> **Task prompt**:
Gather every line in the records below that contains the word "coordinates".

> **Data for this exercise**:

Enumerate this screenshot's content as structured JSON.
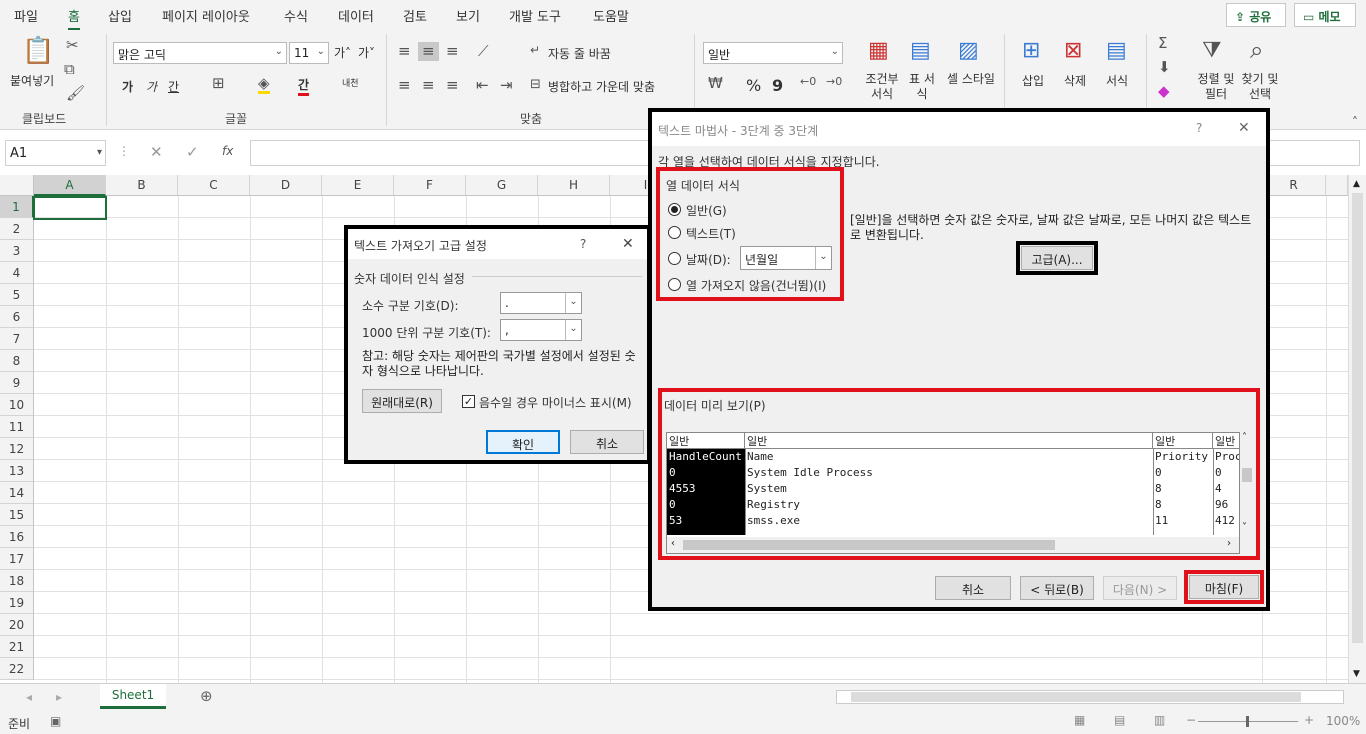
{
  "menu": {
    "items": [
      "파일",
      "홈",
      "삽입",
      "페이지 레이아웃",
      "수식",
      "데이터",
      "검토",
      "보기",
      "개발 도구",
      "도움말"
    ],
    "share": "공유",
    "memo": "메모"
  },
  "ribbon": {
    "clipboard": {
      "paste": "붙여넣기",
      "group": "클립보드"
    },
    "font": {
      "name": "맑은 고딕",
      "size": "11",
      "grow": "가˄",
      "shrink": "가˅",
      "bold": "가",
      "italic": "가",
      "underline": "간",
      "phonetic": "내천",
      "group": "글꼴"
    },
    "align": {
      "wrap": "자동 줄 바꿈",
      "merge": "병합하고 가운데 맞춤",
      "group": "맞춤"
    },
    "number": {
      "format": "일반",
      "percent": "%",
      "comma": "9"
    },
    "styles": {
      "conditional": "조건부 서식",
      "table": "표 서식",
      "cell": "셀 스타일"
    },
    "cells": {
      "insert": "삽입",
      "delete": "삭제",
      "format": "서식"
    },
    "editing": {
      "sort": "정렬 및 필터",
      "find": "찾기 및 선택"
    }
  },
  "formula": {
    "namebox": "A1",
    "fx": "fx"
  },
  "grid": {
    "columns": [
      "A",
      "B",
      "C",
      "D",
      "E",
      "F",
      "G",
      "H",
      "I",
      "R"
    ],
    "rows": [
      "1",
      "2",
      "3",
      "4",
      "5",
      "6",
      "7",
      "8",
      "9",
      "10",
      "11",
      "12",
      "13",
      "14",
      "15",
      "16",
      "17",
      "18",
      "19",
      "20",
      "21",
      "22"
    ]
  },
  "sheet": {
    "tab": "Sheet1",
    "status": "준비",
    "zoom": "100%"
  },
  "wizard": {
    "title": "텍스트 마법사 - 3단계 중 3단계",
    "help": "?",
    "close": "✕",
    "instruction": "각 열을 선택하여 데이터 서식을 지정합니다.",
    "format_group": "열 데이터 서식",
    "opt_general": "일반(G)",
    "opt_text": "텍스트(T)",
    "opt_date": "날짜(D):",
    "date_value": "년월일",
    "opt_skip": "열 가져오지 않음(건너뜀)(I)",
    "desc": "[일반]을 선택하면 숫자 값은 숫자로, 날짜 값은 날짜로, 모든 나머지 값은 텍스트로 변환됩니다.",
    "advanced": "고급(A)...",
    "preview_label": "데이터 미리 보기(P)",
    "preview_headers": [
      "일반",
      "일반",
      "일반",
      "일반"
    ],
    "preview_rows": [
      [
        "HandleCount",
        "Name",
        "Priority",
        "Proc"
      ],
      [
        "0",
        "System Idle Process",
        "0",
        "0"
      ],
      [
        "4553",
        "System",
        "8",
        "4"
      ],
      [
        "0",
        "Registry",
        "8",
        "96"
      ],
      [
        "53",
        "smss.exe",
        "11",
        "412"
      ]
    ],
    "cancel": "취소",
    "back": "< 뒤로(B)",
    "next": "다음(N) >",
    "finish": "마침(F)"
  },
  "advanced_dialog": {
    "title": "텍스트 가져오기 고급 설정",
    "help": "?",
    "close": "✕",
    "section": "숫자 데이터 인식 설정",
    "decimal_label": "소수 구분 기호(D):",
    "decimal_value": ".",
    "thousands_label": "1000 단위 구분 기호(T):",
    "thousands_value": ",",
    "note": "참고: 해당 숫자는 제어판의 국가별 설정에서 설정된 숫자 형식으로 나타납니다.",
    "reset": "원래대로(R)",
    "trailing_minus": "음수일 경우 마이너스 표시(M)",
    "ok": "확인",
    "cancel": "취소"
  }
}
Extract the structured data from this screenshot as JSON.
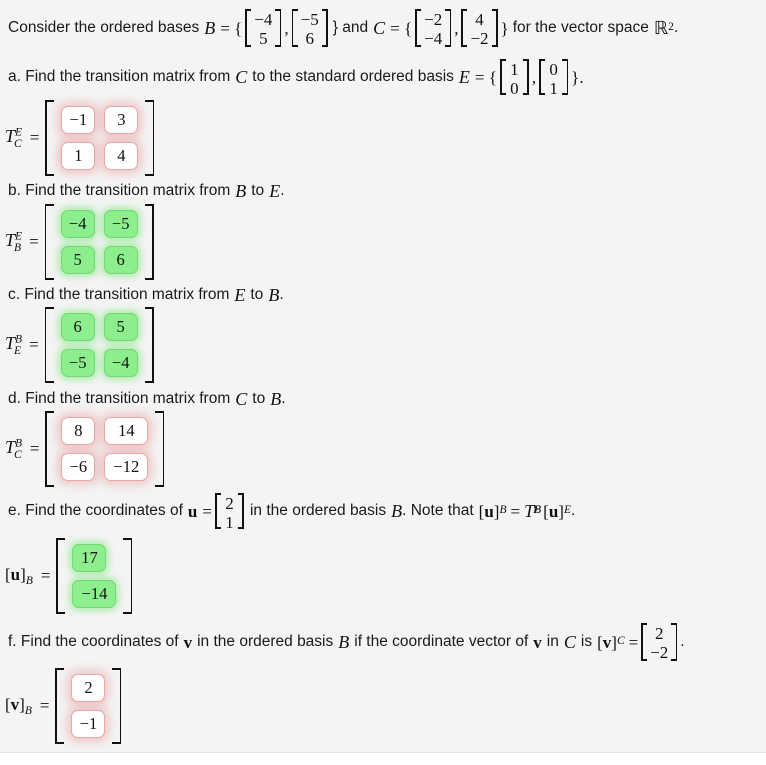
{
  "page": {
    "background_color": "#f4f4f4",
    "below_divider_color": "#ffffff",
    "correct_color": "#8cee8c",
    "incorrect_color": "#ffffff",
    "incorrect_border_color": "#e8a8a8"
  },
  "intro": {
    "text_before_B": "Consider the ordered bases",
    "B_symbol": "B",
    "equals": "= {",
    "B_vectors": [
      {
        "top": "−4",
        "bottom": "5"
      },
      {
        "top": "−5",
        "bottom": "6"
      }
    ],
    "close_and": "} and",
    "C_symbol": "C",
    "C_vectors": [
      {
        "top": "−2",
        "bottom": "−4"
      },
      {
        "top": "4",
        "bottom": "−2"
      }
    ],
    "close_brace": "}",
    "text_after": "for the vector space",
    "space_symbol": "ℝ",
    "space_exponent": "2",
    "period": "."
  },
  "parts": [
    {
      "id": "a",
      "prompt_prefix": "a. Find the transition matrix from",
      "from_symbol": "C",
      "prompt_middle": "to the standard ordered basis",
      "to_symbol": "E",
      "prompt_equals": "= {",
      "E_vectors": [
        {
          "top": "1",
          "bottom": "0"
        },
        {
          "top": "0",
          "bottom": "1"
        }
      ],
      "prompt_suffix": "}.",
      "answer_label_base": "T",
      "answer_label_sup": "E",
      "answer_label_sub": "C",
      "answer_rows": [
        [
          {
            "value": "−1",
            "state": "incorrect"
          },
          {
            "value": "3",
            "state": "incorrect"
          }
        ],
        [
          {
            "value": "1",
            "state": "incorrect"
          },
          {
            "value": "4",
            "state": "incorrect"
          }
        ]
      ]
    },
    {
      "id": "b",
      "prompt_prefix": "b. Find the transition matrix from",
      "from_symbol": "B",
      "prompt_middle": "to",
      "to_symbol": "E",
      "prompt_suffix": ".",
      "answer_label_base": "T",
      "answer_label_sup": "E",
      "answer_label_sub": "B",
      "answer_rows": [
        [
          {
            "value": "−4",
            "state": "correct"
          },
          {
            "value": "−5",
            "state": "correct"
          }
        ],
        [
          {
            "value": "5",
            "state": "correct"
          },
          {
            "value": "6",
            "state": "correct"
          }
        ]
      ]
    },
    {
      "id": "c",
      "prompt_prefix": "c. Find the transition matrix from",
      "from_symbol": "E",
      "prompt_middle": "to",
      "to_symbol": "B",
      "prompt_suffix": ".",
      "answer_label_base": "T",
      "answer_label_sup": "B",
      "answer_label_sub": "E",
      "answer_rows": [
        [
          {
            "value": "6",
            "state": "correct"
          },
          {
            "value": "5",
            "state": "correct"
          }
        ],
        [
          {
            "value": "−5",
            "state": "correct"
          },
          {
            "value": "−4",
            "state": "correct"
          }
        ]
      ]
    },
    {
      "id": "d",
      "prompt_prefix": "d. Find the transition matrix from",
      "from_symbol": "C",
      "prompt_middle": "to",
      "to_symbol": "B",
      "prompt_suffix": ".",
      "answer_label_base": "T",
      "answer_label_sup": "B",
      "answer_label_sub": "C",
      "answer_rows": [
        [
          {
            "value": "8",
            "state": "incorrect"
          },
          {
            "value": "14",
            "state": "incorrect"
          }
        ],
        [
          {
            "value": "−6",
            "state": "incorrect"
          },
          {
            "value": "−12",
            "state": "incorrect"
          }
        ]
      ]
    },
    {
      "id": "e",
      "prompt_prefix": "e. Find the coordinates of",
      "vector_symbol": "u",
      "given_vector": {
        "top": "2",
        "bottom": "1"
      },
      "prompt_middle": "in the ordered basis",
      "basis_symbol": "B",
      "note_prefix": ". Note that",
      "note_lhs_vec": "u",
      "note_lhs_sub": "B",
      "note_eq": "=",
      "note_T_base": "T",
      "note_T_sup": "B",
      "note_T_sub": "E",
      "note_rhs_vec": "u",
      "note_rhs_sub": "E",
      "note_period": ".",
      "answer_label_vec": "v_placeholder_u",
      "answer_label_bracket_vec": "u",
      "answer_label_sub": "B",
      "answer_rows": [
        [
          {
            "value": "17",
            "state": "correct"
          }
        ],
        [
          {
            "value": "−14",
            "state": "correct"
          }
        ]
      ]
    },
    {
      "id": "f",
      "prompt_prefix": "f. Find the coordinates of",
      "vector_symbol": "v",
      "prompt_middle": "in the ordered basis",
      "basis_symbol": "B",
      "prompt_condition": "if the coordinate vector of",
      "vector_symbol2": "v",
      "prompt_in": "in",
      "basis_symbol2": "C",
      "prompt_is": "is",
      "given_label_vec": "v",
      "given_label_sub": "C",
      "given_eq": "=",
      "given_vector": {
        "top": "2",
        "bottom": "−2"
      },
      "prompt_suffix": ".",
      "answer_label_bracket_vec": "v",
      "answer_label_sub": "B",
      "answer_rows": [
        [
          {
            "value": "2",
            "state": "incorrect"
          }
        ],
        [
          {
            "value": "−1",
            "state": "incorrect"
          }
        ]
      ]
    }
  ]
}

> **Reply**:
      "prompt_prefix": "e. Find the coordinates of",
      "prompt_prefix": "f. Find the coordinates of",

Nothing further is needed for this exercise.